If a line in the data below contains the word "username", copy it out.

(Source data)
━━━━━━━━

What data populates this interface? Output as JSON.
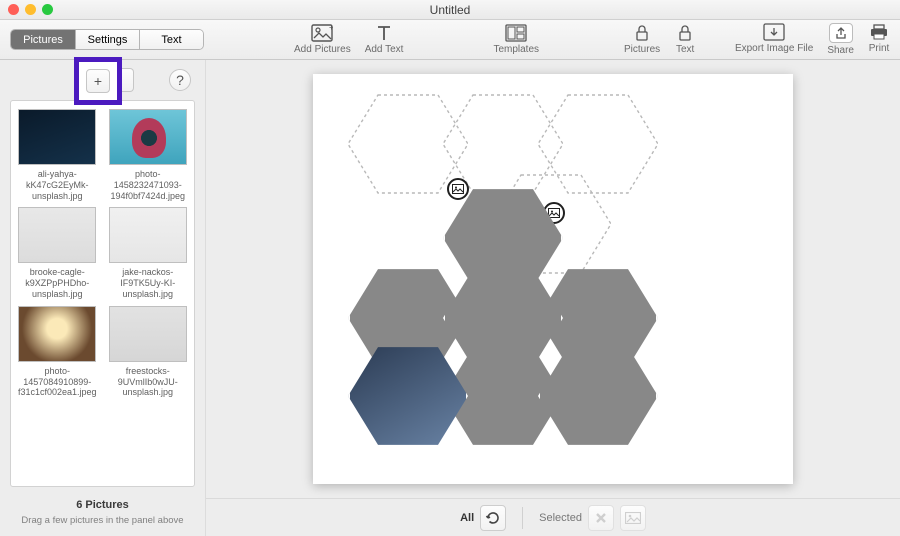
{
  "window": {
    "title": "Untitled"
  },
  "tabs": {
    "pictures": "Pictures",
    "settings": "Settings",
    "text": "Text"
  },
  "toolbar": {
    "addPictures": "Add Pictures",
    "addText": "Add Text",
    "templates": "Templates",
    "pictures": "Pictures",
    "text": "Text",
    "export": "Export Image File",
    "share": "Share",
    "print": "Print"
  },
  "sidebar": {
    "plus": "+",
    "minus": "−",
    "help": "?",
    "thumbs": [
      {
        "name": "ali-yahya-kK47cG2EyMk-unsplash.jpg"
      },
      {
        "name": "photo-1458232471093-194f0bf7424d.jpeg"
      },
      {
        "name": "brooke-cagle-k9XZPpPHDho-unsplash.jpg"
      },
      {
        "name": "jake-nackos-IF9TK5Uy-KI-unsplash.jpg"
      },
      {
        "name": "photo-1457084910899-f31c1cf002ea1.jpeg"
      },
      {
        "name": "freestocks-9UVmlIb0wJU-unsplash.jpg"
      }
    ],
    "count": "6 Pictures",
    "hint": "Drag a few pictures in the panel above"
  },
  "bottom": {
    "all": "All",
    "selected": "Selected"
  }
}
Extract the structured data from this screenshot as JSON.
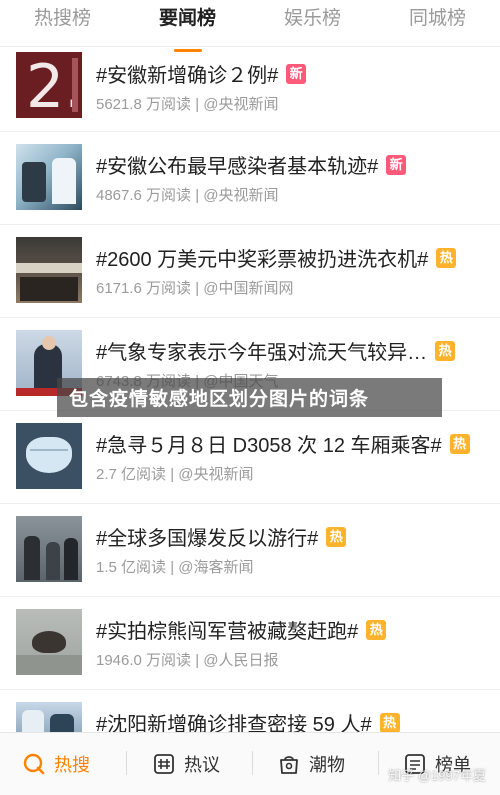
{
  "tabs": [
    {
      "label": "热搜榜",
      "active": false
    },
    {
      "label": "要闻榜",
      "active": true
    },
    {
      "label": "娱乐榜",
      "active": false
    },
    {
      "label": "同城榜",
      "active": false
    }
  ],
  "items": [
    {
      "title": "#安徽新增确诊２例#",
      "reads": "5621.8 万阅读",
      "source": "| @央视新闻",
      "badge": "新",
      "badge_type": "new",
      "thumb_text": "2."
    },
    {
      "title": "#安徽公布最早感染者基本轨迹#",
      "reads": "4867.6 万阅读",
      "source": "| @央视新闻",
      "badge": "新",
      "badge_type": "new"
    },
    {
      "title": "#2600 万美元中奖彩票被扔进洗衣机#",
      "reads": "6171.6 万阅读",
      "source": "| @中国新闻网",
      "badge": "热",
      "badge_type": "hot"
    },
    {
      "title": "#气象专家表示今年强对流天气较异…",
      "reads": "6743.8 万阅读",
      "source": "| @中国天气",
      "badge": "热",
      "badge_type": "hot"
    },
    {
      "title": "#急寻５月８日 D3058 次 12 车厢乘客#",
      "reads": "2.7 亿阅读",
      "source": "| @央视新闻",
      "badge": "热",
      "badge_type": "hot"
    },
    {
      "title": "#全球多国爆发反以游行#",
      "reads": "1.5 亿阅读",
      "source": "| @海客新闻",
      "badge": "热",
      "badge_type": "hot"
    },
    {
      "title": "#实拍棕熊闯军营被藏獒赶跑#",
      "reads": "1946.0 万阅读",
      "source": "| @人民日报",
      "badge": "热",
      "badge_type": "hot"
    },
    {
      "title": "#沈阳新增确诊排查密接 59 人#",
      "reads": "",
      "source": "",
      "badge": "热",
      "badge_type": "hot"
    }
  ],
  "banner": {
    "text": "包含疫情敏感地区划分图片的词条"
  },
  "bottom_nav": [
    {
      "label": "热搜",
      "icon": "search-icon",
      "active": true
    },
    {
      "label": "热议",
      "icon": "hashtag-icon",
      "active": false
    },
    {
      "label": "潮物",
      "icon": "bag-icon",
      "active": false
    },
    {
      "label": "榜单",
      "icon": "list-icon",
      "active": false
    }
  ],
  "watermark": "知乎 @1997年夏",
  "colors": {
    "accent": "#ff8200",
    "badge_new": "#ff5a7a",
    "badge_hot": "#ffb22c"
  }
}
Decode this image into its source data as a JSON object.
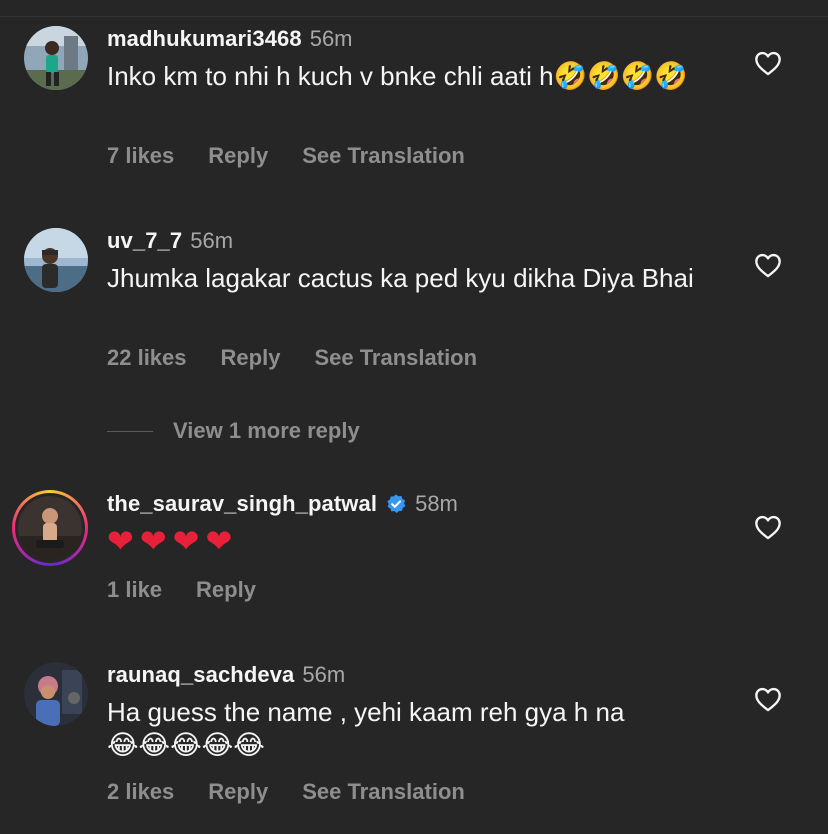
{
  "comments": [
    {
      "username": "madhukumari3468",
      "time": "56m",
      "text": "Inko km to nhi h kuch v bnke chli aati h",
      "text_emoji": "🤣🤣🤣🤣",
      "likes": "7 likes",
      "reply": "Reply",
      "translate": "See Translation"
    },
    {
      "username": "uv_7_7",
      "time": "56m",
      "text": "Jhumka lagakar cactus ka ped kyu dikha Diya Bhai",
      "likes": "22 likes",
      "reply": "Reply",
      "translate": "See Translation"
    },
    {
      "username": "the_saurav_singh_patwal",
      "time": "58m",
      "text_emoji": "❤❤❤❤",
      "likes": "1 like",
      "reply": "Reply"
    },
    {
      "username": "raunaq_sachdeva",
      "time": "56m",
      "text": "Ha guess the name , yehi kaam reh gya h na",
      "text_emoji": "😂😂😂😂😂",
      "likes": "2 likes",
      "reply": "Reply",
      "translate": "See Translation"
    }
  ],
  "view_more": "View 1 more reply",
  "icons": {
    "like": "heart-outline-icon",
    "verified": "verified-badge-icon"
  },
  "colors": {
    "background": "#262626",
    "muted": "#8e8e8e",
    "verified": "#3797f0"
  }
}
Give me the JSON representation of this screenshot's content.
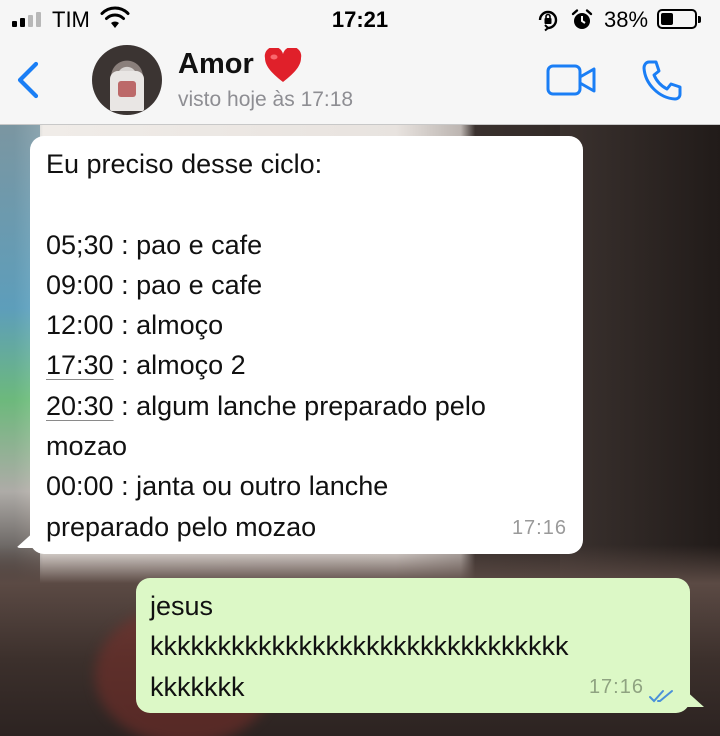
{
  "status_bar": {
    "carrier": "TIM",
    "time": "17:21",
    "battery_percent": "38%",
    "battery_level": 0.38,
    "signal_bars_filled": 2,
    "icons": [
      "signal-icon",
      "wifi-icon",
      "rotation-lock-icon",
      "alarm-icon",
      "battery-icon"
    ]
  },
  "header": {
    "back_icon": "chevron-left-icon",
    "contact_name": "Amor",
    "name_emoji": "❤️",
    "last_seen": "visto hoje às 17:18",
    "actions": [
      "video-call-icon",
      "phone-icon"
    ],
    "accent_color": "#1a7ef5"
  },
  "messages": [
    {
      "direction": "incoming",
      "lines": [
        "Eu preciso desse ciclo:",
        "",
        "05;30 : pao e cafe",
        "09:00 : pao e cafe",
        "12:00 : almoço"
      ],
      "linked_rows": [
        {
          "time": "17:30",
          "rest": " : almoço 2"
        },
        {
          "time": "20:30",
          "rest": " : algum lanche preparado pelo"
        }
      ],
      "tail_lines": [
        "mozao",
        "00:00 : janta ou outro lanche",
        "preparado pelo mozao"
      ],
      "time": "17:16"
    },
    {
      "direction": "outgoing",
      "lines": [
        "jesus",
        "kkkkkkkkkkkkkkkkkkkkkkkkkkkkkkk",
        "kkkkkkk"
      ],
      "time": "17:16",
      "status_icon": "double-check-icon",
      "bubble_color": "#dcf8c6"
    }
  ]
}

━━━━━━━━

* **RESULT OF THE EXERCISE**:
      "username": "madhukumari3468",
      "username": "uv_7_7",
      "username": "the_saurav_singh_patwal",
      "username": "raunaq_sachdeva",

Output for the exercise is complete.